Hunting of the cranes for food or collection, and egg harvesting also contributed to population losses (Tufty, 1964), in addition to human-caused erosion of marsh shorelines along the Gulf Coast of Texas. Whooping cranes are also exposed to contaminations associated with runoff from industrial activities on their wintering grounds in Texas. For instance, in 1988, estuaries nearby Lavaca Bay were heavily contaminated by chronic mercury, polluting sediments and nutrients, and contaminating several species of fish and crabs (Sager, 2002). In addition, oil spills along these regions also affects the availability of food for the whooping crane, decreasing the blue crab population, which is the preferred food source of the cranes.

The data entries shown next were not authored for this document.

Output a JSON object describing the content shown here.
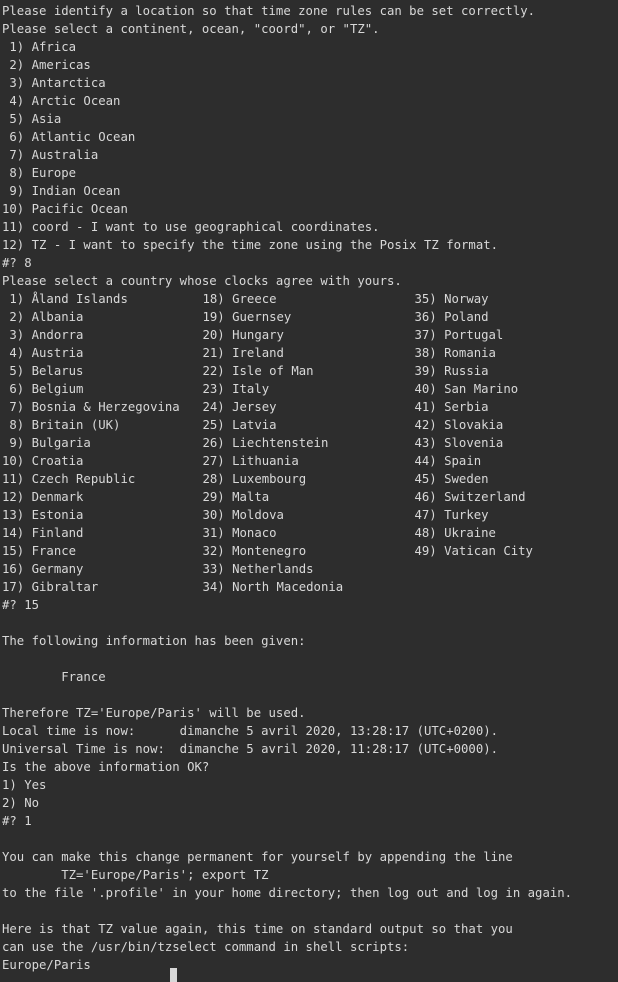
{
  "terminal": {
    "background_color": "#2d2d2d",
    "text_color": "#d8d8d8",
    "cursor_color": "#d8d8d8",
    "prompt_symbol": "#?",
    "intro": {
      "line1": "Please identify a location so that time zone rules can be set correctly.",
      "line2": "Please select a continent, ocean, \"coord\", or \"TZ\"."
    },
    "continent_menu": {
      "items": [
        " 1) Africa",
        " 2) Americas",
        " 3) Antarctica",
        " 4) Arctic Ocean",
        " 5) Asia",
        " 6) Atlantic Ocean",
        " 7) Australia",
        " 8) Europe",
        " 9) Indian Ocean",
        "10) Pacific Ocean",
        "11) coord - I want to use geographical coordinates.",
        "12) TZ - I want to specify the time zone using the Posix TZ format."
      ],
      "prompt": "#? 8",
      "answer": "8"
    },
    "country_prompt": "Please select a country whose clocks agree with yours.",
    "country_menu": {
      "rows": [
        [
          " 1) Åland Islands",
          "18) Greece",
          "35) Norway"
        ],
        [
          " 2) Albania",
          "19) Guernsey",
          "36) Poland"
        ],
        [
          " 3) Andorra",
          "20) Hungary",
          "37) Portugal"
        ],
        [
          " 4) Austria",
          "21) Ireland",
          "38) Romania"
        ],
        [
          " 5) Belarus",
          "22) Isle of Man",
          "39) Russia"
        ],
        [
          " 6) Belgium",
          "23) Italy",
          "40) San Marino"
        ],
        [
          " 7) Bosnia & Herzegovina",
          "24) Jersey",
          "41) Serbia"
        ],
        [
          " 8) Britain (UK)",
          "25) Latvia",
          "42) Slovakia"
        ],
        [
          " 9) Bulgaria",
          "26) Liechtenstein",
          "43) Slovenia"
        ],
        [
          "10) Croatia",
          "27) Lithuania",
          "44) Spain"
        ],
        [
          "11) Czech Republic",
          "28) Luxembourg",
          "45) Sweden"
        ],
        [
          "12) Denmark",
          "29) Malta",
          "46) Switzerland"
        ],
        [
          "13) Estonia",
          "30) Moldova",
          "47) Turkey"
        ],
        [
          "14) Finland",
          "31) Monaco",
          "48) Ukraine"
        ],
        [
          "15) France",
          "32) Montenegro",
          "49) Vatican City"
        ],
        [
          "16) Germany",
          "33) Netherlands",
          ""
        ],
        [
          "17) Gibraltar",
          "34) North Macedonia",
          ""
        ]
      ],
      "prompt": "#? 15",
      "answer": "15"
    },
    "summary": {
      "heading": "The following information has been given:",
      "value": "        France",
      "therefore": "Therefore TZ='Europe/Paris' will be used.",
      "local_time": "Local time is now:      dimanche 5 avril 2020, 13:28:17 (UTC+0200).",
      "universal_time": "Universal Time is now:  dimanche 5 avril 2020, 11:28:17 (UTC+0000).",
      "confirm_question": "Is the above information OK?",
      "options": [
        "1) Yes",
        "2) No"
      ],
      "prompt": "#? 1",
      "answer": "1"
    },
    "footer": {
      "permanent_line1": "You can make this change permanent for yourself by appending the line",
      "permanent_line2": "        TZ='Europe/Paris'; export TZ",
      "permanent_line3": "to the file '.profile' in your home directory; then log out and log in again.",
      "stdout_line1": "Here is that TZ value again, this time on standard output so that you",
      "stdout_line2": "can use the /usr/bin/tzselect command in shell scripts:",
      "tz_value": "Europe/Paris"
    }
  }
}
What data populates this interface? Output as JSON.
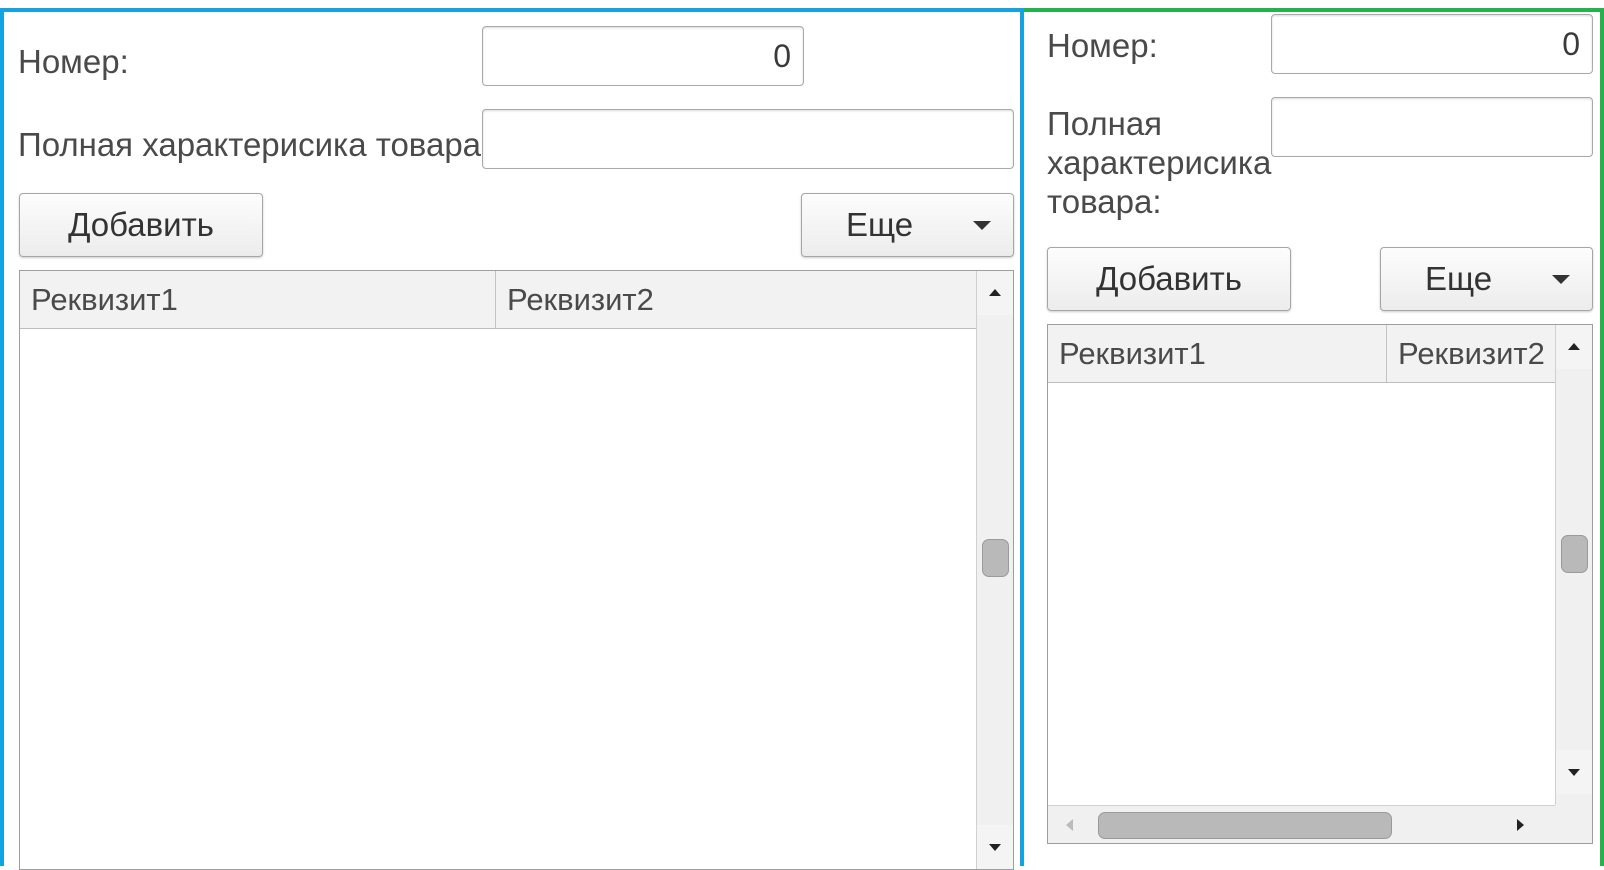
{
  "colors": {
    "left_border": "#14a3e0",
    "right_border": "#24b24b"
  },
  "left_form": {
    "number_label": "Номер:",
    "number_value": "0",
    "description_label": "Полная характерисика товара:",
    "description_value": "",
    "add_button": "Добавить",
    "more_button": "Еще",
    "table": {
      "columns": [
        "Реквизит1",
        "Реквизит2"
      ],
      "rows": []
    }
  },
  "right_form": {
    "number_label": "Номер:",
    "number_value": "0",
    "description_label": "Полная характерисика товара:",
    "description_value": "",
    "add_button": "Добавить",
    "more_button": "Еще",
    "table": {
      "columns": [
        "Реквизит1",
        "Реквизит2"
      ],
      "rows": []
    }
  }
}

The increased number of dams and water diversions has also played a part in preventing water flow to their natural habitats, thus decreasing the availability of food and fresh drinking water. Collisions with utility lines, fences, and other human created structures have contributed to whooping crane mortality during migration. In fact, Morkill and Anderson (1991) noted that the principle known cause of death for wild fledged whooping cranes is due to collisions with power lines. Kuyt’s (1992) study also showed that at least 19 whooping cranes have been killed since 1956 as a result of power line collisions, and two out of nine radio-marked juvenile cranes die as a result of collisions within their first 18 months of life.